In midst of pandemic, Asbury UMC learns, adjusts, develops
By Kara Witherow, Editor
Asbury United Methodist Church has learned a lot this year.
While 2020 has had its challenges, the downtown Savannah congregation has grown and developed during this unprecedented time.
Like several other churches, Asbury UMC underwent a pastoral transition this summer, but unlike past years, the change was in the midst of a global pandemic. The church also celebrated its 151st anniversary. Through it all, the congregation has pushed themselves beyond what they thought possible, said pastor Rev. Precious Hawkins.
Conducted completely virtually, her first Sunday at Asbury UMC didn’t involve a meet and greet or face-to-face connection with anyone. It’s been an adjustment she and the congregation have gradually gotten used to, Rev. Hawkins said.
Not yet ready to gather weekly in person, worship services are streamed via Facebook, YouTube, FreeOnlineChurch.com, and are available via Sermon By Phone.
“It was a big learning curve for me and them. I had to learn it and teach it,” she said. “It’s a lot of work, a lot of long nights. I wouldn’t say I have it figured out 100 percent, but it’s better!”
Although she majored in communications in college, Rev. Hawkins admits she was unprepared for the communications and technology work she’d be engaged in as a pastor.
“We spliced tapes together in school. We’re light years from that and what I learned,” she laughed. “The technology has been a blessing and we’re figuring out how we can reach people using these new platforms.”
Celebrating the church’s 151’s anniversary – known churchwide as “Asbury Day” – was a given, but how to celebrate safely was the question.
A virtual revival was planned, and over four days, guest speakers, lay speakers, and church members participated, celebrated, and worshiped virtually.
The event was a labor of love, Rev. Hawkins said, but it helped show the congregation that Asbury UMC is more than just a church building.
“I think there was some doubt that we could do something (for the anniversary) because of the pandemic, but this continues to push us beyond what we’ve been doing,” she said. “Asbury Day and the church anniversary are more than just being in the building. That’s one of the things I reiterate to them often. We are the church beyond the walls. I think they helped us see that we can do this and that it doesn’t have to just be as it always was.”

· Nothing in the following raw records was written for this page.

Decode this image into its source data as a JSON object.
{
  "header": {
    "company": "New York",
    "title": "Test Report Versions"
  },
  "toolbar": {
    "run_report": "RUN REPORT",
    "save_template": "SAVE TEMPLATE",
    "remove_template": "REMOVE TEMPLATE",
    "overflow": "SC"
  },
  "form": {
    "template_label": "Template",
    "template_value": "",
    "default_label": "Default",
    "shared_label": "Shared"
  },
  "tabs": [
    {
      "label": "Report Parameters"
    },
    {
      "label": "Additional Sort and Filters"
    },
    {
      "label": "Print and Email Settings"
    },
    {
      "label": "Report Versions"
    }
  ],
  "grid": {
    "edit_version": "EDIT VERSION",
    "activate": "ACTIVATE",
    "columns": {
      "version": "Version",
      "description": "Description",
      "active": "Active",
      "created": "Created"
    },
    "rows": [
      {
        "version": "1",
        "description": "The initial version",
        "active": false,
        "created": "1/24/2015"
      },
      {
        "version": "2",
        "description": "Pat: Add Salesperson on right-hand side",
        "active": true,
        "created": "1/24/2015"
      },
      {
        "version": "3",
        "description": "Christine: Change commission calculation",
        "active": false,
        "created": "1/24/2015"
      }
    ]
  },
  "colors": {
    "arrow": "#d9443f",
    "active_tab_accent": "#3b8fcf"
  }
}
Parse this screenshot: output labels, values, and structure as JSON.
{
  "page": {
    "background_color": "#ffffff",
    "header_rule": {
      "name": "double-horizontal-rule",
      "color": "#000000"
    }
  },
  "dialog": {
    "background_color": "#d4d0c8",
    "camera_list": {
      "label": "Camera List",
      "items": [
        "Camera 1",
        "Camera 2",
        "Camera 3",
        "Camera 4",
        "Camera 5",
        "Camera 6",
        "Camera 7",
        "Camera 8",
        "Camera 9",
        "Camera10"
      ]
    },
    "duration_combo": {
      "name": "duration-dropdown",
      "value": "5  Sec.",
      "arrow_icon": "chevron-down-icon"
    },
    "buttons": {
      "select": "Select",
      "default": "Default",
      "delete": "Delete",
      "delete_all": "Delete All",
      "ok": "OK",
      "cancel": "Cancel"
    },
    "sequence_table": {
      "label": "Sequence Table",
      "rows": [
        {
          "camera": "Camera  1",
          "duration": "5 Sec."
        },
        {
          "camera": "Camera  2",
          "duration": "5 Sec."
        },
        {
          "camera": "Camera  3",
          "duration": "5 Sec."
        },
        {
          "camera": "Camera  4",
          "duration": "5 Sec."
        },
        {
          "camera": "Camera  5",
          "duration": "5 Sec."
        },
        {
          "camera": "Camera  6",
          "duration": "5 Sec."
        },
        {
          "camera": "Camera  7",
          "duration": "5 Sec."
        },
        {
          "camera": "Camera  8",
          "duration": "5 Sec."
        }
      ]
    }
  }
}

Asbury UMC Lay Leader Mildred Hall says that the anniversary celebration was encouraging and inspirational and helped church members understand that, while they’re apart physically, they can still remain connected.

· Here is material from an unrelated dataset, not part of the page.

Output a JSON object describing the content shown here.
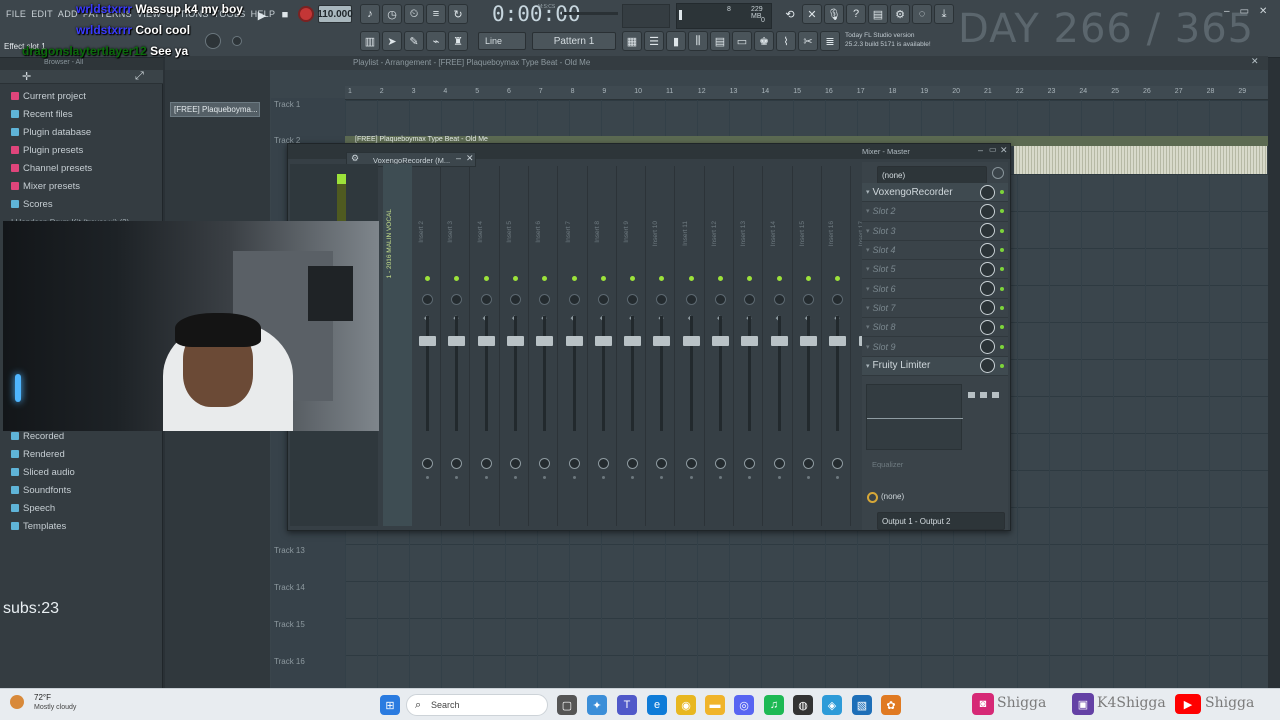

A 25-year member of Asbury UMC, Hall says that the congregation remains connected to one another via phone, text, and Zoom.
“Looking out for each other and supporting each other is a norm. it’s what we do. Whenever the need is there, we’re there,” she said. “They help me survive. We help each other survive!”
For Rev. Hawkins, the pandemic has helped show her where she can reach out and build new relationships.
Her first few months at the church, she called members every Friday, Saturday, and Sunday to say hello and get to know them. Once she had called everyone, she began writing notes.
Being willing to build relationships and learn new things is critical to growth, she said.
“We are figuring it out and learning resources to reach people. I am pushing myself and the congregation to find ways to connect with each other and people outside the church. I think (the pandemic) has shown some of our gaps, but also some of the things we can celebrate that we are doing well.”